Important role on new 787 Dreamliner airplane
June 2004, Boeing announced China has an important role on the 787. Supplier contracts were signed in 2005.
Hafei in Harbin, Upper and lower wing-to-body fairing panels
BHA, trailing edge panels for vertical fin
Shenyang, vertical fin leading edge
For the first time, Chinese factories have been selected as exclusive, single-source providers.
For the first time, Boeing is counting on China to build essential composite structures for passenger airliners.
For the first time, AVIC II is engaged in a Boeing commercial airplane program
For the first time, Boeing has introduced its world-wide suppliers to China’s factories, updating them on China’s capabilities and strengths, and encouraging them to engage with Chinese industry
The value of the 787 rudder, wing-to-body fairing, and vertical fin leading edge work in China could reach several hundred million dollars over the lifetime of the 787 program.
Significant, expanding role through Boeing supplier network. Boeing encourages the Boeing global supplier network to engage with China. As a result, China has a very significant, expanding role in the Boeing supplier network, at all levels.
Fisher Aerospace (at BHA)
Fokker-Elmo builds large electrical wire harness packages for the 737 in Langfang outside of Beijing.
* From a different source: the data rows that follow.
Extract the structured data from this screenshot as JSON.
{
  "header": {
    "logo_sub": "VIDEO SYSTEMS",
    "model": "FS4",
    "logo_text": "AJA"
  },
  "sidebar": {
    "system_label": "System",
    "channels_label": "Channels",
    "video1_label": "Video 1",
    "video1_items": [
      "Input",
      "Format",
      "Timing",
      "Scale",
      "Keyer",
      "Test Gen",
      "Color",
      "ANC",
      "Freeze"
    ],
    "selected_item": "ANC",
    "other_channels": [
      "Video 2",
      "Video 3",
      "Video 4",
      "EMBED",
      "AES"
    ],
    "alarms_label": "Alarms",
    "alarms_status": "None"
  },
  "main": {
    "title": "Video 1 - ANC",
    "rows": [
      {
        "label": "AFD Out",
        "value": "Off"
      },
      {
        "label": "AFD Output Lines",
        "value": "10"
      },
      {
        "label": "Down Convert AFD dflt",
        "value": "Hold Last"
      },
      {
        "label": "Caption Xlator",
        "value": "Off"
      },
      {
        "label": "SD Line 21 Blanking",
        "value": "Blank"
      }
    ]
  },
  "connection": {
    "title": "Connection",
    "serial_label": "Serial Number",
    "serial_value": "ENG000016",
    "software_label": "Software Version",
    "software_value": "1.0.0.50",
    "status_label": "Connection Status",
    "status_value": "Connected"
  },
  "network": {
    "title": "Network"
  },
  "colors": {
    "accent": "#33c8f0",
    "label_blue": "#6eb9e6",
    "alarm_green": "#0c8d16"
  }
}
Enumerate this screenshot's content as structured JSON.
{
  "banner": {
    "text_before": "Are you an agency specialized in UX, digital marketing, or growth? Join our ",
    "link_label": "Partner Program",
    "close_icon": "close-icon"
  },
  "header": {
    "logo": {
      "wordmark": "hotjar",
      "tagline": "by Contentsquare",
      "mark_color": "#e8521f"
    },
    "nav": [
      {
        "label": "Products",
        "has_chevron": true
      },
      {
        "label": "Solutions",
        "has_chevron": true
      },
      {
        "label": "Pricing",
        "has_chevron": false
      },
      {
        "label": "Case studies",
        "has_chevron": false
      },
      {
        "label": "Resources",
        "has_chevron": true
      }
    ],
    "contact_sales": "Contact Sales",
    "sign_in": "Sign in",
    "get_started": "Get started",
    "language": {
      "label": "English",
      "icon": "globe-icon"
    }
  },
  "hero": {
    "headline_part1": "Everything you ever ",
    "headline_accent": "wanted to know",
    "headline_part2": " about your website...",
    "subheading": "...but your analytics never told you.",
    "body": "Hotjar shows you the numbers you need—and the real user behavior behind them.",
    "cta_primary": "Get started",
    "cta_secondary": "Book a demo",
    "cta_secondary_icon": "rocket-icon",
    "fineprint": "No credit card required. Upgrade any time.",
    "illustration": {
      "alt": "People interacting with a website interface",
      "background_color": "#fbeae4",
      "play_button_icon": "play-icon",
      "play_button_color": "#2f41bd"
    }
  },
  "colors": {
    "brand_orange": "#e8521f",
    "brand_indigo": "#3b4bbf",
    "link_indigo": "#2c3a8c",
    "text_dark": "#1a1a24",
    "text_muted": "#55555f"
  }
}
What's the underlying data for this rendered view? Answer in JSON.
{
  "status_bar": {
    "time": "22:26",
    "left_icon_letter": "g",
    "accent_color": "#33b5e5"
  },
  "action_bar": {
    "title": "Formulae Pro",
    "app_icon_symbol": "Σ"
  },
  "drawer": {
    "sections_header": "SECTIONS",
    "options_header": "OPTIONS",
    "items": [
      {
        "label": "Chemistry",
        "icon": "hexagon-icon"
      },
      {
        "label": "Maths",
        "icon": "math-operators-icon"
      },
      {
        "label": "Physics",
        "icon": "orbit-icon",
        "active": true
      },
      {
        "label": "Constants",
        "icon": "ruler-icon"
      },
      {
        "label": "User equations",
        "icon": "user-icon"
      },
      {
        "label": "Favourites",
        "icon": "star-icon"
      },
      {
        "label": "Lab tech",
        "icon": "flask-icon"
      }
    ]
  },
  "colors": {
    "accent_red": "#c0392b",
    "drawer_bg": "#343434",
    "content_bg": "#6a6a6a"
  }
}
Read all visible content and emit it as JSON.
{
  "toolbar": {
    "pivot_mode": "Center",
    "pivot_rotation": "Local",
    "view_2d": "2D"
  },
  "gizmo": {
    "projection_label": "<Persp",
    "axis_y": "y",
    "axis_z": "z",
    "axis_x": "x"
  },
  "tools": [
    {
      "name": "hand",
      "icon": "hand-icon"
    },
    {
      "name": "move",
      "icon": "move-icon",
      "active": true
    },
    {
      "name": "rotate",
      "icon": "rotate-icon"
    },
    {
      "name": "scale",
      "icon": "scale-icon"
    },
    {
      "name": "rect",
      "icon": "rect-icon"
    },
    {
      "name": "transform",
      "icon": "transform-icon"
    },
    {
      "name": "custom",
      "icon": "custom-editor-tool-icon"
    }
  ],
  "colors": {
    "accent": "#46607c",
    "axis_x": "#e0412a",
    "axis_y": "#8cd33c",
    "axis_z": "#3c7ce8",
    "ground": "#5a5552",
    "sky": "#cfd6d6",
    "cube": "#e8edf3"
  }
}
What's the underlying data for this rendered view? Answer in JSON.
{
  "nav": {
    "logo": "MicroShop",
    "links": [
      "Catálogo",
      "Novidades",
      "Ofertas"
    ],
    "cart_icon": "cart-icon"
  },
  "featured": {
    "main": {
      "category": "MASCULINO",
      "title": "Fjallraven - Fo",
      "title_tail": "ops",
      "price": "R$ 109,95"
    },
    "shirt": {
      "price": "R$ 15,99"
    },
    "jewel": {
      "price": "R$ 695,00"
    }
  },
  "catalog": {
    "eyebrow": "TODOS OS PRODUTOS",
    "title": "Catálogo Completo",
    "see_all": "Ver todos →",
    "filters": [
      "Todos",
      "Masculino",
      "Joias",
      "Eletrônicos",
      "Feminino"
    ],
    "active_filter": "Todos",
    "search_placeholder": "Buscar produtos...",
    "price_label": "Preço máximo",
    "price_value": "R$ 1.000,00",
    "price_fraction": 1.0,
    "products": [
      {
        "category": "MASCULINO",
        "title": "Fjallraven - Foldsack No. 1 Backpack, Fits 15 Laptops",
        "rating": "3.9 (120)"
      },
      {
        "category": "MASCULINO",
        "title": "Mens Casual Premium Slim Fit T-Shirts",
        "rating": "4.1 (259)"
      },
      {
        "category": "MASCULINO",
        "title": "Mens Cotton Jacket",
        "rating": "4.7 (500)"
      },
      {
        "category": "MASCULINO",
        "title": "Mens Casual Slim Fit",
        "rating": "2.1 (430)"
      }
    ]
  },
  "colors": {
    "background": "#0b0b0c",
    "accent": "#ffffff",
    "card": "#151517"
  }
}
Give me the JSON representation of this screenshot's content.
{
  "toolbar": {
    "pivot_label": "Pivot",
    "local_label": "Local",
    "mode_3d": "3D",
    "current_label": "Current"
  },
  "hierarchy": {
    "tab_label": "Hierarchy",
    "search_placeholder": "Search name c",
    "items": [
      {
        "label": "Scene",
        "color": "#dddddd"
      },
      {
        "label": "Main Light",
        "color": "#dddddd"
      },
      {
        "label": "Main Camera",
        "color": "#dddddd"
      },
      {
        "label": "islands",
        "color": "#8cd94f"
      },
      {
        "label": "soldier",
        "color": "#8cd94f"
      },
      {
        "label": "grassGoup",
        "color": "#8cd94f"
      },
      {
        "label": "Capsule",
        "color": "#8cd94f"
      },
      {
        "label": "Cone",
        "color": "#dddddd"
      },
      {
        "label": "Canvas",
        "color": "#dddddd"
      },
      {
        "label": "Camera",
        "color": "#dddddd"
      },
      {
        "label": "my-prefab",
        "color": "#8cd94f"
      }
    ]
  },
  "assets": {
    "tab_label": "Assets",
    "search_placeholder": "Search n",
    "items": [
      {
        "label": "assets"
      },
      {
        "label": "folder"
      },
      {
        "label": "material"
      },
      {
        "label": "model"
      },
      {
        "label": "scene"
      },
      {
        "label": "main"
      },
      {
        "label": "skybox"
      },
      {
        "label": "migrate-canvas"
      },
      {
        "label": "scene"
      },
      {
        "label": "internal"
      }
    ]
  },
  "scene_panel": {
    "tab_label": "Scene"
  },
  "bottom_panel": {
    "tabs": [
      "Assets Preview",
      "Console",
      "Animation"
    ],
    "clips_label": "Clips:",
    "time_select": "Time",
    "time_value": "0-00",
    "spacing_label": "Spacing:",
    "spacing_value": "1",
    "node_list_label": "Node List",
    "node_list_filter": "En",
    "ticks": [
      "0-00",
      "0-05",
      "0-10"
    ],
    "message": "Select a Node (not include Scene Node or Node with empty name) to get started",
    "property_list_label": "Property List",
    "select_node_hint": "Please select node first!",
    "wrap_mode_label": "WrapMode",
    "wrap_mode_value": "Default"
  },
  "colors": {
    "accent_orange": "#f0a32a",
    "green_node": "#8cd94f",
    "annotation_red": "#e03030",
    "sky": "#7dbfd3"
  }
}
They are built for the Boeing Electrical System Responsibility Center for the 737 airplane. Five packages of ten harnesses at a rate of about 1000 harnesses per month, beginning in October 2005. Additional electrical equipment in 2006 including junction boxes.
General Electric procurement from Harbin, Shanghai, Xi’an, Sichuan, Suzhou, Guizhou, Shenyang
Goodrich CF34 fan cowl (at BHA, 2003)
Hamilton Sundstrand Qinling Aerospace (Xiamen) Ltd. is a joint venture between Hamilton Sundstrand USA (65 percent) and Shaanxi AeroElectric Company Ltd. (35 percent) in Xiamen. It provides overhaul repair services for Hamilton Sundstrand electric power systems to airlines in China
Korean Aerospace Industries (KAI), 737 parts for vertical fin, horizontal stabilizer, at SAIC, XAC and BHA (2006)
Parker Hannifan, machining with Jincheng Corp., Shanghai Qi Yi Automotive, Sichuan Golden Dragon Machine
Pratt & Whitney, engine components, Xi’an and Chengdu
Primus International in Suzhou, factory ground-breaking 2004, airplane components
Rolls Royce, procurement from several locations including Xi’an, Shenyang
Snecma, CFM56 engine blades, joint venture in Guiyang
Smith Aerospace, Suzhou; engine parts, flight controls
Spirit Aerospace, 737 section 48 from Shenyang
Vought, 737 overwing exits and forward entry doors, from Chengdu
747-400 Boeing Converted Freighter (BCF) – China is the first location for conversion of 747 airplanes to the new 747-400 BCF. Airplane conversion, testing and certification are all done in China, and deliveries are from China.
This is just one more example of poor management at Boeing. They save a few bucks by contracting with Chinese factories, but in the end, they help to create a competitor in their most important market segment. I’m telling you, Boeing management always had its problems, but when the headquarters moved to Chicago, it was the beginning of the end.
XAIC delivers 2,000th vertical tail to Boeing